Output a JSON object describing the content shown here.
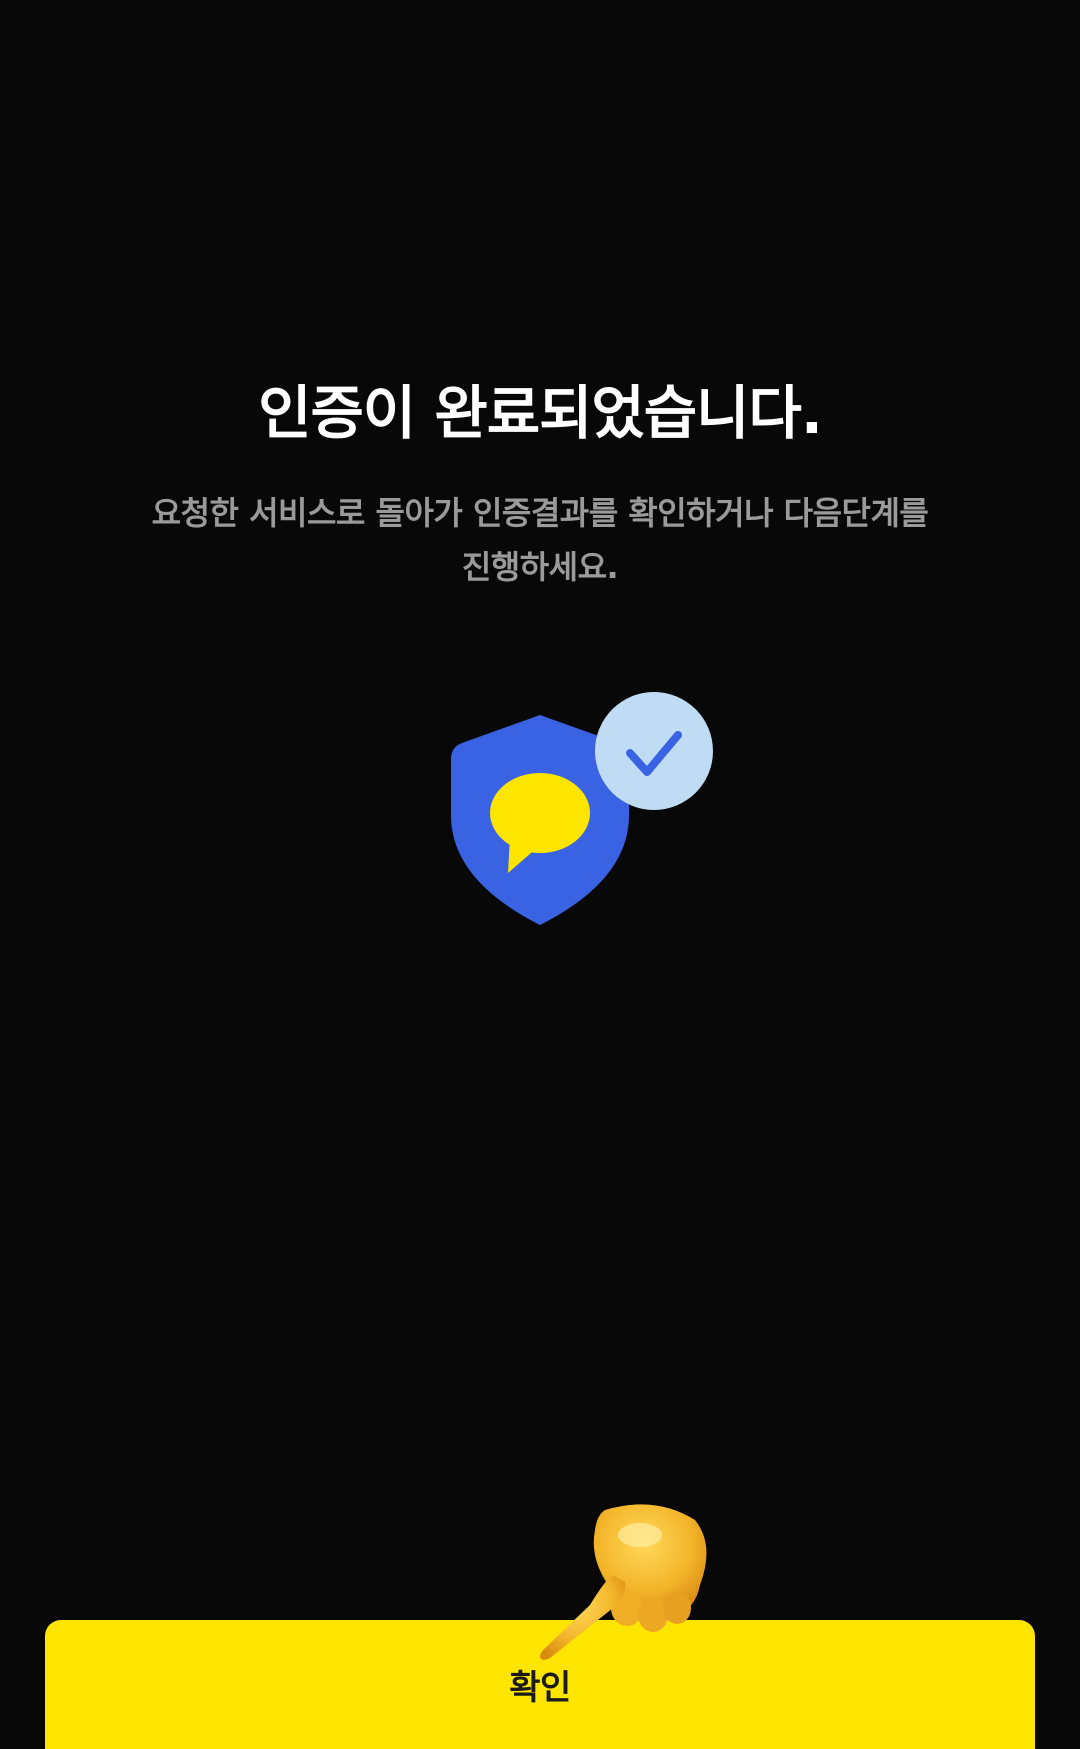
{
  "completion": {
    "title": "인증이 완료되었습니다.",
    "message_line1": "요청한 서비스로 돌아가 인증결과를 확인하거나 다음단계를",
    "message_line2": "진행하세요."
  },
  "illustration": {
    "shield_icon": "shield-chat-icon",
    "check_icon": "check-badge-icon"
  },
  "actions": {
    "confirm_label": "확인"
  },
  "colors": {
    "background": "#080808",
    "accent_yellow": "#fee500",
    "shield_blue": "#3a63e4",
    "badge_light_blue": "#bfdcf4"
  }
}
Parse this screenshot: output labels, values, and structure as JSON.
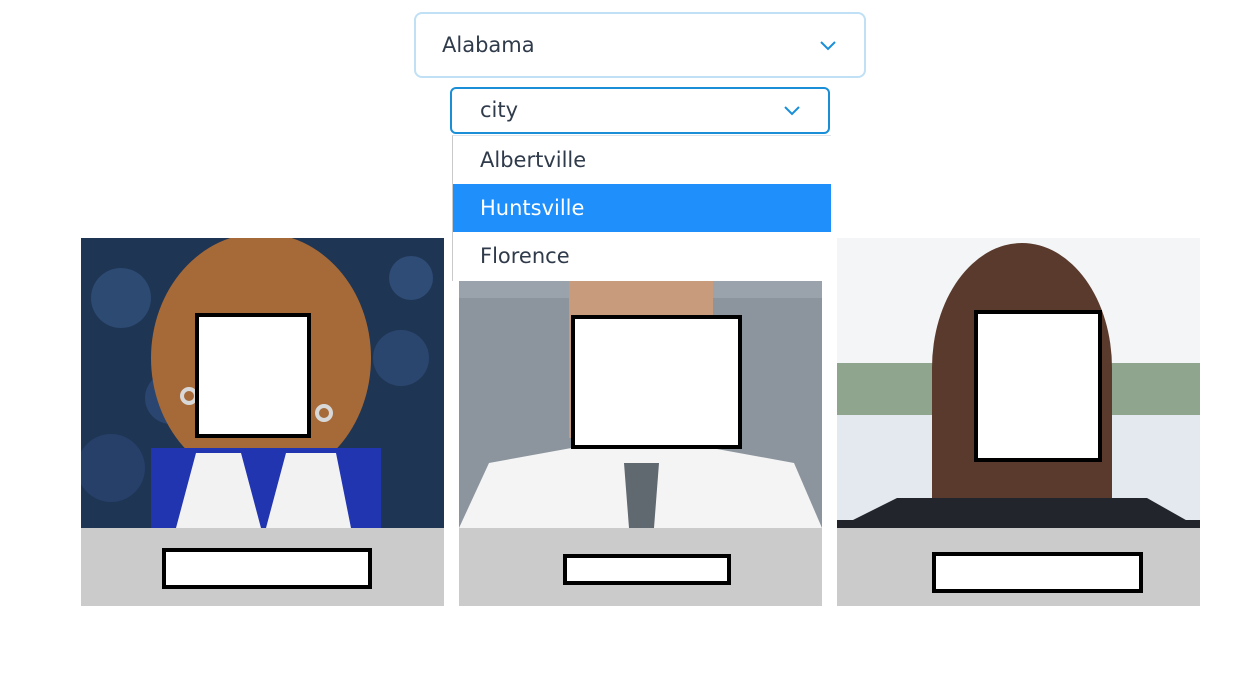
{
  "state_dropdown": {
    "value": "Alabama",
    "icon": "chevron-down-icon",
    "color": "#1a8fd8"
  },
  "city_dropdown": {
    "value": "city",
    "icon": "chevron-down-icon",
    "options": [
      "Albertville",
      "Huntsville",
      "Florence"
    ],
    "highlighted_index": 1,
    "highlight_color": "#1e8ffb"
  },
  "cards": [
    {
      "photo": "woman-portrait-blue-jacket"
    },
    {
      "photo": "man-portrait-white-shirt-tie"
    },
    {
      "photo": "woman-portrait-lake-background"
    }
  ],
  "colors": {
    "caption_bg": "#cbcbcb",
    "redaction": "#000000"
  }
}
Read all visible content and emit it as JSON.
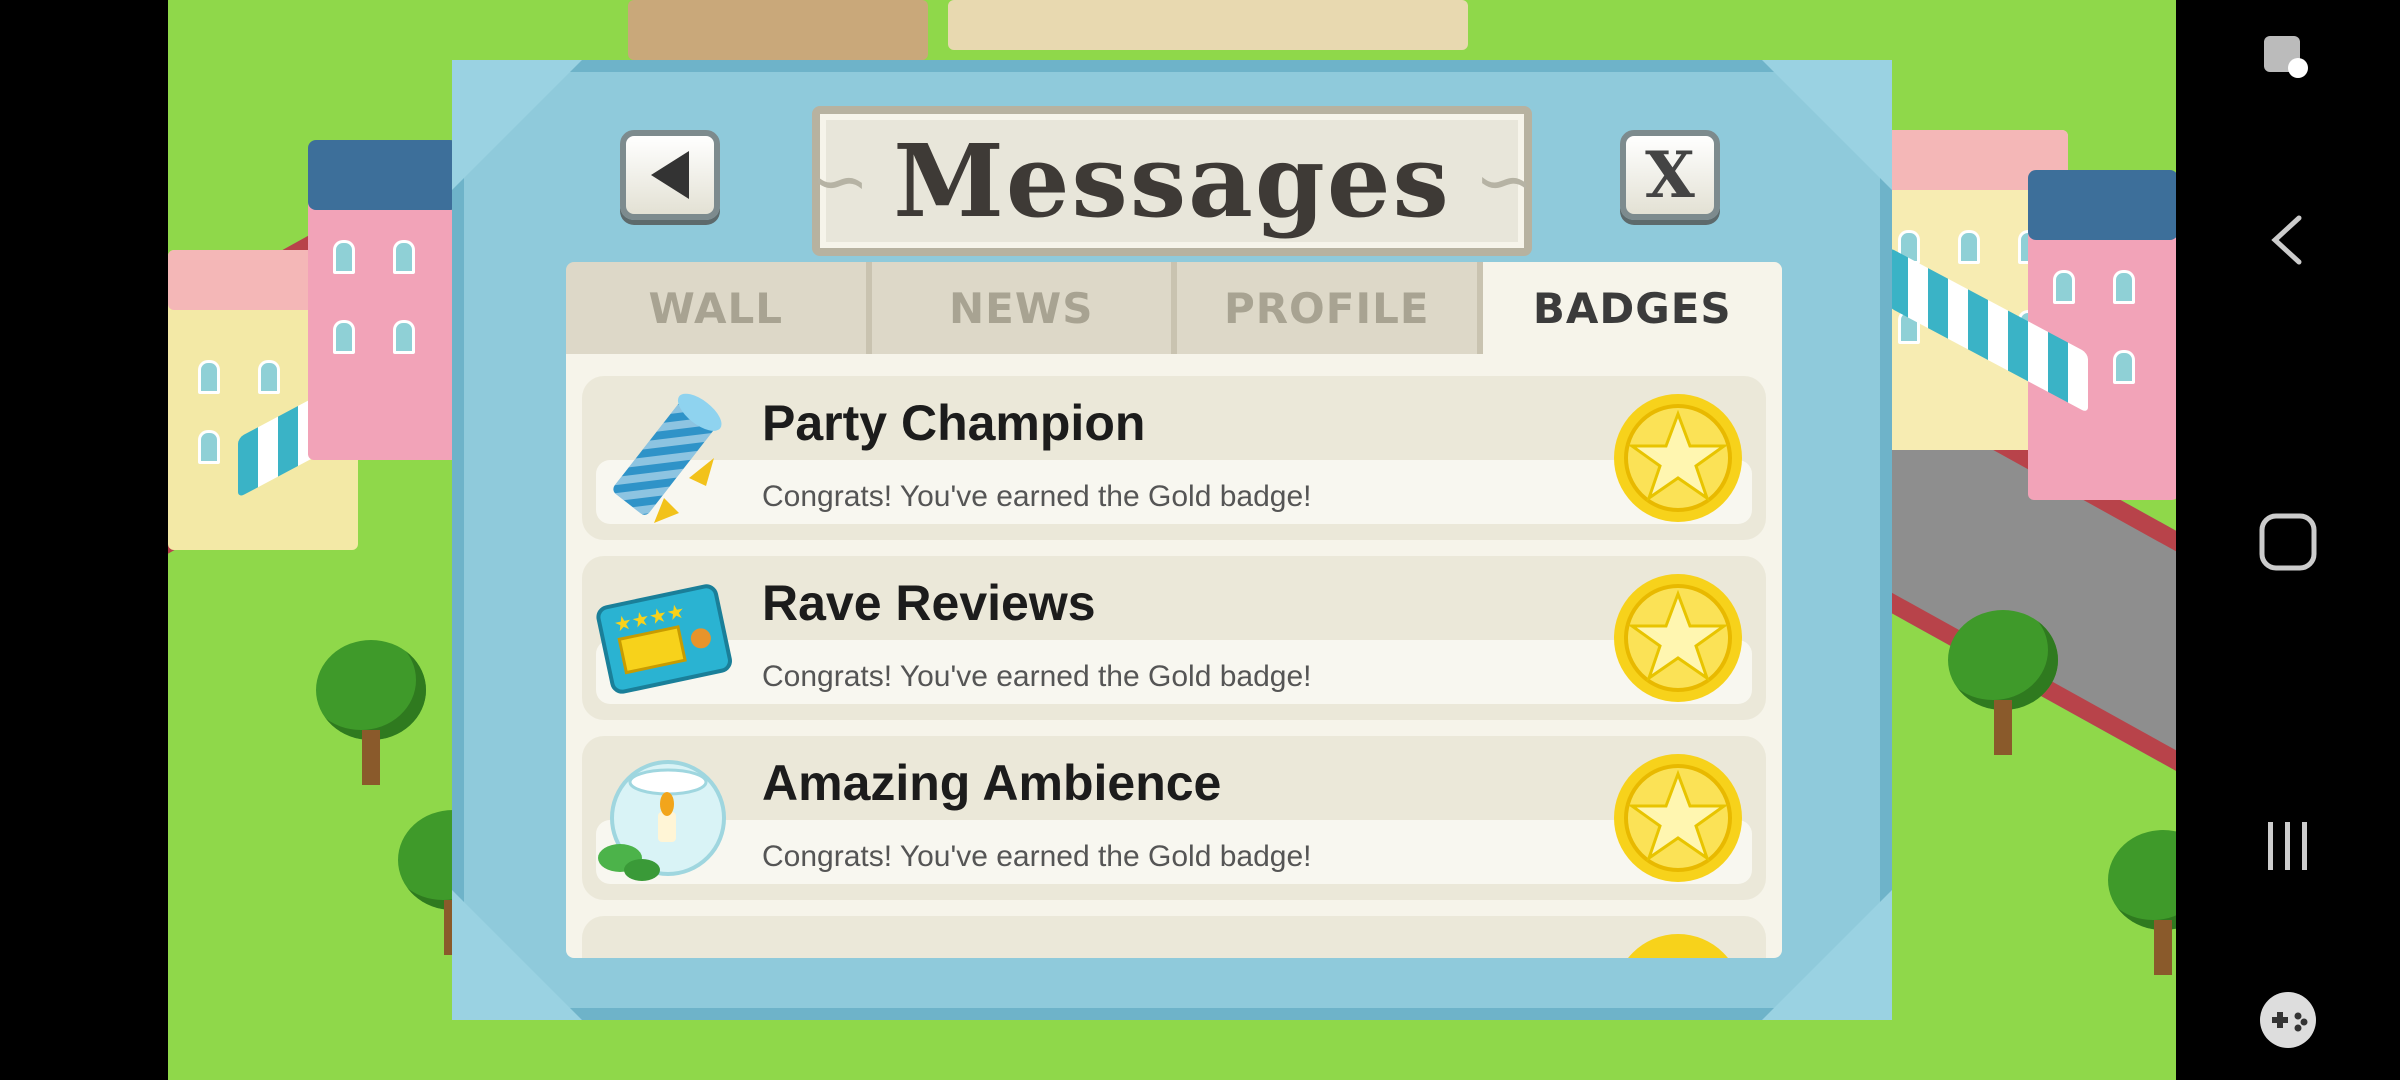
{
  "dialog": {
    "title": "Messages",
    "back_icon": "back-arrow-icon",
    "close_label": "X"
  },
  "tabs": [
    {
      "label": "WALL",
      "active": false
    },
    {
      "label": "NEWS",
      "active": false
    },
    {
      "label": "PROFILE",
      "active": false
    },
    {
      "label": "BADGES",
      "active": true
    }
  ],
  "badges": [
    {
      "name": "Party Champion",
      "description": "Congrats! You've earned the Gold badge!",
      "icon": "party-horn-icon",
      "level": "gold"
    },
    {
      "name": "Rave Reviews",
      "description": "Congrats! You've earned the Gold badge!",
      "icon": "review-card-icon",
      "level": "gold"
    },
    {
      "name": "Amazing Ambience",
      "description": "Congrats! You've earned the Gold badge!",
      "icon": "candle-bowl-icon",
      "level": "gold"
    }
  ],
  "colors": {
    "frame": "#6eb3c9",
    "frame_light": "#8fcadb",
    "panel": "#f6f4ea",
    "gold": "#f7d21b"
  },
  "system_nav": {
    "icons": [
      "screen-record-icon",
      "back-icon",
      "home-icon",
      "recents-icon",
      "game-controller-icon"
    ]
  }
}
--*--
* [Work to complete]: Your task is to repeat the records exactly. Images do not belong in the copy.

* [Result for this task]:
Output a JSON object describing the content shown here.
{
  "completion": {
    "title": "인증이 완료되었습니다.",
    "message_line1": "요청한 서비스로 돌아가 인증결과를 확인하거나 다음단계를",
    "message_line2": "진행하세요."
  },
  "illustration": {
    "shield_icon": "shield-chat-icon",
    "check_icon": "check-badge-icon"
  },
  "actions": {
    "confirm_label": "확인"
  },
  "colors": {
    "background": "#080808",
    "accent_yellow": "#fee500",
    "shield_blue": "#3a63e4",
    "badge_light_blue": "#bfdcf4"
  }
}
Parse this screenshot: output labels, values, and structure as JSON.
{
  "state_dropdown": {
    "value": "Alabama",
    "icon": "chevron-down-icon",
    "color": "#1a8fd8"
  },
  "city_dropdown": {
    "value": "city",
    "icon": "chevron-down-icon",
    "options": [
      "Albertville",
      "Huntsville",
      "Florence"
    ],
    "highlighted_index": 1,
    "highlight_color": "#1e8ffb"
  },
  "cards": [
    {
      "photo": "woman-portrait-blue-jacket"
    },
    {
      "photo": "man-portrait-white-shirt-tie"
    },
    {
      "photo": "woman-portrait-lake-background"
    }
  ],
  "colors": {
    "caption_bg": "#cbcbcb",
    "redaction": "#000000"
  }
}
Read all visible content and emit it as JSON.
{
  "dialog": {
    "title": "Messages",
    "back_icon": "back-arrow-icon",
    "close_label": "X"
  },
  "tabs": [
    {
      "label": "WALL",
      "active": false
    },
    {
      "label": "NEWS",
      "active": false
    },
    {
      "label": "PROFILE",
      "active": false
    },
    {
      "label": "BADGES",
      "active": true
    }
  ],
  "badges": [
    {
      "name": "Party Champion",
      "description": "Congrats! You've earned the Gold badge!",
      "icon": "party-horn-icon",
      "level": "gold"
    },
    {
      "name": "Rave Reviews",
      "description": "Congrats! You've earned the Gold badge!",
      "icon": "review-card-icon",
      "level": "gold"
    },
    {
      "name": "Amazing Ambience",
      "description": "Congrats! You've earned the Gold badge!",
      "icon": "candle-bowl-icon",
      "level": "gold"
    }
  ],
  "colors": {
    "frame": "#6eb3c9",
    "frame_light": "#8fcadb",
    "panel": "#f6f4ea",
    "gold": "#f7d21b"
  },
  "system_nav": {
    "icons": [
      "screen-record-icon",
      "back-icon",
      "home-icon",
      "recents-icon",
      "game-controller-icon"
    ]
  }
}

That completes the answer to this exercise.